● **INPUT DATA**
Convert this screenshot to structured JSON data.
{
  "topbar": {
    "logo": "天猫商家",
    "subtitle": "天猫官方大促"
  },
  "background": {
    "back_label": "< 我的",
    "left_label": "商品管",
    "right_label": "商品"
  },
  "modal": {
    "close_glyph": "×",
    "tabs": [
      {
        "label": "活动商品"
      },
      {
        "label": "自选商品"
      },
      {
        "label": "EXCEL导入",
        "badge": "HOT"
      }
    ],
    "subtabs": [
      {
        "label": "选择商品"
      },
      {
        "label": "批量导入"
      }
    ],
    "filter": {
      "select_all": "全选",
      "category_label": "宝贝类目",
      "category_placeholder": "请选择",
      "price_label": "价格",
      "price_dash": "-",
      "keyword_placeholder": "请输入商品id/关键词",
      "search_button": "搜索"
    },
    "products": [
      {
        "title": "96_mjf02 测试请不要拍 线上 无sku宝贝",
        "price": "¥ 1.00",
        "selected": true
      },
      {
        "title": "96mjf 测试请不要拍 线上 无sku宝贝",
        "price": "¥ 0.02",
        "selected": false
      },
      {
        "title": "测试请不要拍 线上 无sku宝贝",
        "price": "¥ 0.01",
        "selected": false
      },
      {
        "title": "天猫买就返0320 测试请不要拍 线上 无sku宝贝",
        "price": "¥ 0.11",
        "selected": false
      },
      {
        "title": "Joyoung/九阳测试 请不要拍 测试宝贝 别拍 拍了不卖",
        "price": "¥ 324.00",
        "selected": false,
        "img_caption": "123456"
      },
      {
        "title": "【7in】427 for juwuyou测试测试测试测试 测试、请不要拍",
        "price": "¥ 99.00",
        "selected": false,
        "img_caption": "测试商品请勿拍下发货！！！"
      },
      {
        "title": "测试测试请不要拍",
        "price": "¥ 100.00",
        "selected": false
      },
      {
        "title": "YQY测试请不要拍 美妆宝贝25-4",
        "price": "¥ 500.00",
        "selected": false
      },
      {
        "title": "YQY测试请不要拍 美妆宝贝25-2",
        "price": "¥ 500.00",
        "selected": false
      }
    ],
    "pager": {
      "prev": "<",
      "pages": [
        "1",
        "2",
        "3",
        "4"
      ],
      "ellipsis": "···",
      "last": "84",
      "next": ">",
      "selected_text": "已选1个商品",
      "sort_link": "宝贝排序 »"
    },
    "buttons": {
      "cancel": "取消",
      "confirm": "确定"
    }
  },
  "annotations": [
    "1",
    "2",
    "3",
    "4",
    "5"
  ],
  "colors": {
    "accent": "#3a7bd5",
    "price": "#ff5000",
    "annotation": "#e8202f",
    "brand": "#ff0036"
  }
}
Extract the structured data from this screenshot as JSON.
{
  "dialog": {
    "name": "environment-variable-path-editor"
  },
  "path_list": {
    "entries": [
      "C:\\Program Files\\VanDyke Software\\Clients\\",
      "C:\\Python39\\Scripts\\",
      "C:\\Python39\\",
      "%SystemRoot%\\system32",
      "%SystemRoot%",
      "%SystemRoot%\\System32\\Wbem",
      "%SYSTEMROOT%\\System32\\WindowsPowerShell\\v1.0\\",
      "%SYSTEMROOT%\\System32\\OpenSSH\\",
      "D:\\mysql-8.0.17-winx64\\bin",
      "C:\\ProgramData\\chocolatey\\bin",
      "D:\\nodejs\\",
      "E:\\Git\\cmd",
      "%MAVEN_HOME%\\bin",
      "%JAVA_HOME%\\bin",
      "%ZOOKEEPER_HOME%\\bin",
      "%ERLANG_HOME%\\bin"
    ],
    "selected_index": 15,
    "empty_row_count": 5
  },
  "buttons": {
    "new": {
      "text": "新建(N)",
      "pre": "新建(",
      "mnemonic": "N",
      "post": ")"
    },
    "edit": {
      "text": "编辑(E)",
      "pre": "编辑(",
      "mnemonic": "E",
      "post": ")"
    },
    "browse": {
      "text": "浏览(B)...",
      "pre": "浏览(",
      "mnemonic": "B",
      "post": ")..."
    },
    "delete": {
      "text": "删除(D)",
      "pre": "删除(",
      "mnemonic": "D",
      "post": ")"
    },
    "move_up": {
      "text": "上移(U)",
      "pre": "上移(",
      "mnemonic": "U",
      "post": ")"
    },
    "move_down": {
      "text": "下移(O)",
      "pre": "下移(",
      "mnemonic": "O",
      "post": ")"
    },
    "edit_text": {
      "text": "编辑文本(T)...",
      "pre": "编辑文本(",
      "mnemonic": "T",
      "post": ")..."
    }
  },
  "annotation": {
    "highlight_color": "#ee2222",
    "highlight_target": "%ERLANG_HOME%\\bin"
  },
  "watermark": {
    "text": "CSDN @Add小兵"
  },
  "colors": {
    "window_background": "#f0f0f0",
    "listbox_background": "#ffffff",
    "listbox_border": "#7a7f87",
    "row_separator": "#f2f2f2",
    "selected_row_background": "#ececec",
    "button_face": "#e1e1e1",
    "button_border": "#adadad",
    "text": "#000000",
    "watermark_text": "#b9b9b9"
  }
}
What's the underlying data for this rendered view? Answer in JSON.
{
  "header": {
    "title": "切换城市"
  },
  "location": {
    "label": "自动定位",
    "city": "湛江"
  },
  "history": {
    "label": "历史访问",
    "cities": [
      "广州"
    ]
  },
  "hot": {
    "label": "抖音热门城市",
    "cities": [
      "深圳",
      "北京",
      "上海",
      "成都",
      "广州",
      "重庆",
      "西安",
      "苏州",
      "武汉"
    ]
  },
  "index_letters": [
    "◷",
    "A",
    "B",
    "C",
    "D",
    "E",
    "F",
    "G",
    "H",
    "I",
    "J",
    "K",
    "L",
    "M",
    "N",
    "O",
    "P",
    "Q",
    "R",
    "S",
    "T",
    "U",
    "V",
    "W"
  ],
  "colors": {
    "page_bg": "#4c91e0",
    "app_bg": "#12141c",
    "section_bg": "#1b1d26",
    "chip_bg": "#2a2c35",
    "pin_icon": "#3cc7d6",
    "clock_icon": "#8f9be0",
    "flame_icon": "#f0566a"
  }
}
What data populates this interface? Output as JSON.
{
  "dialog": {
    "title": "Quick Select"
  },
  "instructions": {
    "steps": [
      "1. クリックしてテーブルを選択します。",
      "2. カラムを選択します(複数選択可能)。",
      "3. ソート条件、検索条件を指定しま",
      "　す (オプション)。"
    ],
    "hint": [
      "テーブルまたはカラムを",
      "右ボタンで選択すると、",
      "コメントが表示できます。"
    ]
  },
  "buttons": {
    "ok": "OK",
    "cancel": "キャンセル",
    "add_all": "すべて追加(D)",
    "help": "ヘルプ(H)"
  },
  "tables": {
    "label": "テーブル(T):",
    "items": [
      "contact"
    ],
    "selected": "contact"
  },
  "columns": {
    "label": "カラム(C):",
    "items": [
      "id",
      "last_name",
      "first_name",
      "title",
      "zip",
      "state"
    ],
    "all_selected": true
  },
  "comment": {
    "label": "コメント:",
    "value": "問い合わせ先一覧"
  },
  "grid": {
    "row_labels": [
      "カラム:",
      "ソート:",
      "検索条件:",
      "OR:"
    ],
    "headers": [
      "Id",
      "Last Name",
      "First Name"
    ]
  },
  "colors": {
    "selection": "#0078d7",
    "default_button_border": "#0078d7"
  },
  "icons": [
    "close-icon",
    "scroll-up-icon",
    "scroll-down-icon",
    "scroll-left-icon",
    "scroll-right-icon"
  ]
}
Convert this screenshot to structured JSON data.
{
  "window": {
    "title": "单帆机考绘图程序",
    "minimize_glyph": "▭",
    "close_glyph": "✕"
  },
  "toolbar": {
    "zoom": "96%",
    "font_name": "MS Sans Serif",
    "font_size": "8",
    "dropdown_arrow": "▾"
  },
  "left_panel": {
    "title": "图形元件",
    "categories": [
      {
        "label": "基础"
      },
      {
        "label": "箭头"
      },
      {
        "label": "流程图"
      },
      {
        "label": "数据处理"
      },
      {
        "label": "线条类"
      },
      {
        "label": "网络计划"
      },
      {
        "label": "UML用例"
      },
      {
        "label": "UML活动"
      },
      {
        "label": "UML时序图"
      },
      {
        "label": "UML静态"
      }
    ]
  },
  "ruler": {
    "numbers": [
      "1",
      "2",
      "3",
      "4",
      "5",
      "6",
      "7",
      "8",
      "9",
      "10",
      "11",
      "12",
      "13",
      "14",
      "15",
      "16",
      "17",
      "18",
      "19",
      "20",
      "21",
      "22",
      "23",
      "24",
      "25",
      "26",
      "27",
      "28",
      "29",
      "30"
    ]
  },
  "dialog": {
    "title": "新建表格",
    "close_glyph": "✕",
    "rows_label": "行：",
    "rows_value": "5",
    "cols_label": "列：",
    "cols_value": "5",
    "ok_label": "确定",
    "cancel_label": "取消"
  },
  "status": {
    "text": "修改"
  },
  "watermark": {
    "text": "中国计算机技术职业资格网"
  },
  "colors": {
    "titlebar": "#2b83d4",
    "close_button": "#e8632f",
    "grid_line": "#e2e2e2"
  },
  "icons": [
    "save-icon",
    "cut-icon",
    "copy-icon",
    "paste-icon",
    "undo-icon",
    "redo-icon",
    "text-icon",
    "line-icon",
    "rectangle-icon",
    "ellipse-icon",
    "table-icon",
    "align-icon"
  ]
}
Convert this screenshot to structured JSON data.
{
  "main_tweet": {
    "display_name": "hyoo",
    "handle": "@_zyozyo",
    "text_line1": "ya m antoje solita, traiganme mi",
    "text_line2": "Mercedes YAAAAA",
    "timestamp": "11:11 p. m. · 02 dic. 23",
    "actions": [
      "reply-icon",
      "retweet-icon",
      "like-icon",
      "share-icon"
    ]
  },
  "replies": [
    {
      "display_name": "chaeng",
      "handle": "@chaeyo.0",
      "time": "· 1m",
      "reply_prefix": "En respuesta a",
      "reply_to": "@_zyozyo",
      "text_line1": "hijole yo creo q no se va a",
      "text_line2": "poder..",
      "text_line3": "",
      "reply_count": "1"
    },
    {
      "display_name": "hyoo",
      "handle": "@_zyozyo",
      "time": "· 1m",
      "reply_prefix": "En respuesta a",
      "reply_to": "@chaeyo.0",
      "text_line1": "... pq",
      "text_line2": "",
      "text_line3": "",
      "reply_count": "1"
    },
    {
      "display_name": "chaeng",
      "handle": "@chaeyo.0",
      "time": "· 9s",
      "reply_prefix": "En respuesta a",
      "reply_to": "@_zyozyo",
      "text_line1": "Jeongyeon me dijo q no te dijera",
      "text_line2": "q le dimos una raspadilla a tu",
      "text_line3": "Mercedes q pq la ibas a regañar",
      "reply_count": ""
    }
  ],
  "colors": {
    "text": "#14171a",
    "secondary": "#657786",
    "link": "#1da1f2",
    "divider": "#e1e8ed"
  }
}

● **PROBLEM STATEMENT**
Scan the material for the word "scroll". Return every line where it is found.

● **TASK ANSWER**
    "scroll-up-icon",
    "scroll-down-icon",
    "scroll-left-icon",
    "scroll-right-icon"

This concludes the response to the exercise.